# [EXERCISE DETAILS]
Print every line of the listing exactly, please.

# [RECORDS PROVIDED]
==============================

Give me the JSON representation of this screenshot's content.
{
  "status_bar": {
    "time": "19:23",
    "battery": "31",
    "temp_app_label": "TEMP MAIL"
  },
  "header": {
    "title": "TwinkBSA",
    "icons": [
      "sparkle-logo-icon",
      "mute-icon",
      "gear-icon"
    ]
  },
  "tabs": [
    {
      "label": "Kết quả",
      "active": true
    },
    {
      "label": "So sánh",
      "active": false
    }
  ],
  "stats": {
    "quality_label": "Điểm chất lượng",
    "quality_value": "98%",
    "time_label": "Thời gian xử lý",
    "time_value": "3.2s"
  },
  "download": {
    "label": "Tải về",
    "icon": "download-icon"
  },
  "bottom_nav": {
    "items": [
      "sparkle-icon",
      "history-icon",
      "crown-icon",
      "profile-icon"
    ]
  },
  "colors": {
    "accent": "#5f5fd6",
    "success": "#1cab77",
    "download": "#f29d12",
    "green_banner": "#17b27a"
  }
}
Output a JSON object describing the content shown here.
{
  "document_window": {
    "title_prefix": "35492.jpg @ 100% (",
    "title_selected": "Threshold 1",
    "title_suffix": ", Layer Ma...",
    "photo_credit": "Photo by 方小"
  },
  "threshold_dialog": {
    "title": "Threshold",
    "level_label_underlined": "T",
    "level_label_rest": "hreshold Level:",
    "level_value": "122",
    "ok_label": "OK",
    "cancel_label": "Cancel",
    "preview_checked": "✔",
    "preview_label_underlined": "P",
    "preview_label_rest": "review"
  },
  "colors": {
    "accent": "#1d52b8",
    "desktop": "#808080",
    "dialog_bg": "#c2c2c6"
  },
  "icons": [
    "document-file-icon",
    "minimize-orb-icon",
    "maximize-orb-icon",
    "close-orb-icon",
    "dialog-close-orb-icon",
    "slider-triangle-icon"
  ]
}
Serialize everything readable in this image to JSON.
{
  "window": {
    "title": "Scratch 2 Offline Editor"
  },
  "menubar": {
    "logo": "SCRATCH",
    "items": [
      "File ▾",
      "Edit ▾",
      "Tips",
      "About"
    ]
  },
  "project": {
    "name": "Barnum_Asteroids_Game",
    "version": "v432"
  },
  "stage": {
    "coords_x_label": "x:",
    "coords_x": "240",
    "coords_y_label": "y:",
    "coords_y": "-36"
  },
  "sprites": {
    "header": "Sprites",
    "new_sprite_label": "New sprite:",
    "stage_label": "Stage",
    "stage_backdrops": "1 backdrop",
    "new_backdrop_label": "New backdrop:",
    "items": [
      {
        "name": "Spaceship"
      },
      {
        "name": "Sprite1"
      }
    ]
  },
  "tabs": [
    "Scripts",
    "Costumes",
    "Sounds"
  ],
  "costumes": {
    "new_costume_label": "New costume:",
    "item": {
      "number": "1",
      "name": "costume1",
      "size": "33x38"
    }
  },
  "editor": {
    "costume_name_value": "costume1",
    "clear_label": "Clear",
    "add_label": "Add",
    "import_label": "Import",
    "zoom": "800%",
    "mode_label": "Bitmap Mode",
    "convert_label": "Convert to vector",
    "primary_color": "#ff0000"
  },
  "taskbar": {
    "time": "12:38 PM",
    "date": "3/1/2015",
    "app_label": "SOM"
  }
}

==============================

# [RESULT OF THIS TASK]
Give me the JSON representation of this screenshot's content.
{
  "status_bar": {
    "time": "19:23",
    "battery": "31",
    "temp_app_label": "TEMP MAIL"
  },
  "header": {
    "title": "TwinkBSA",
    "icons": [
      "sparkle-logo-icon",
      "mute-icon",
      "gear-icon"
    ]
  },
  "tabs": [
    {
      "label": "Kết quả",
      "active": true
    },
    {
      "label": "So sánh",
      "active": false
    }
  ],
  "stats": {
    "quality_label": "Điểm chất lượng",
    "quality_value": "98%",
    "time_label": "Thời gian xử lý",
    "time_value": "3.2s"
  },
  "download": {
    "label": "Tải về",
    "icon": "download-icon"
  },
  "bottom_nav": {
    "items": [
      "sparkle-icon",
      "history-icon",
      "crown-icon",
      "profile-icon"
    ]
  },
  "colors": {
    "accent": "#5f5fd6",
    "success": "#1cab77",
    "download": "#f29d12",
    "green_banner": "#17b27a"
  }
}
Output a JSON object describing the content shown here.
{
  "document_window": {
    "title_prefix": "35492.jpg @ 100% (",
    "title_selected": "Threshold 1",
    "title_suffix": ", Layer Ma...",
    "photo_credit": "Photo by 方小"
  },
  "threshold_dialog": {
    "title": "Threshold",
    "level_label_underlined": "T",
    "level_label_rest": "hreshold Level:",
    "level_value": "122",
    "ok_label": "OK",
    "cancel_label": "Cancel",
    "preview_checked": "✔",
    "preview_label_underlined": "P",
    "preview_label_rest": "review"
  },
  "colors": {
    "accent": "#1d52b8",
    "desktop": "#808080",
    "dialog_bg": "#c2c2c6"
  },
  "icons": [
    "document-file-icon",
    "minimize-orb-icon",
    "maximize-orb-icon",
    "close-orb-icon",
    "dialog-close-orb-icon",
    "slider-triangle-icon"
  ]
}
Serialize everything readable in this image to JSON.
{
  "window": {
    "title": "Scratch 2 Offline Editor"
  },
  "menubar": {
    "logo": "SCRATCH",
    "items": [
      "File ▾",
      "Edit ▾",
      "Tips",
      "About"
    ]
  },
  "project": {
    "name": "Barnum_Asteroids_Game",
    "version": "v432"
  },
  "stage": {
    "coords_x_label": "x:",
    "coords_x": "240",
    "coords_y_label": "y:",
    "coords_y": "-36"
  },
  "sprites": {
    "header": "Sprites",
    "new_sprite_label": "New sprite:",
    "stage_label": "Stage",
    "stage_backdrops": "1 backdrop",
    "new_backdrop_label": "New backdrop:",
    "items": [
      {
        "name": "Spaceship"
      },
      {
        "name": "Sprite1"
      }
    ]
  },
  "tabs": [
    "Scripts",
    "Costumes",
    "Sounds"
  ],
  "costumes": {
    "new_costume_label": "New costume:",
    "item": {
      "number": "1",
      "name": "costume1",
      "size": "33x38"
    }
  },
  "editor": {
    "costume_name_value": "costume1",
    "clear_label": "Clear",
    "add_label": "Add",
    "import_label": "Import",
    "zoom": "800%",
    "mode_label": "Bitmap Mode",
    "convert_label": "Convert to vector",
    "primary_color": "#ff0000"
  },
  "taskbar": {
    "time": "12:38 PM",
    "date": "3/1/2015",
    "app_label": "SOM"
  }
}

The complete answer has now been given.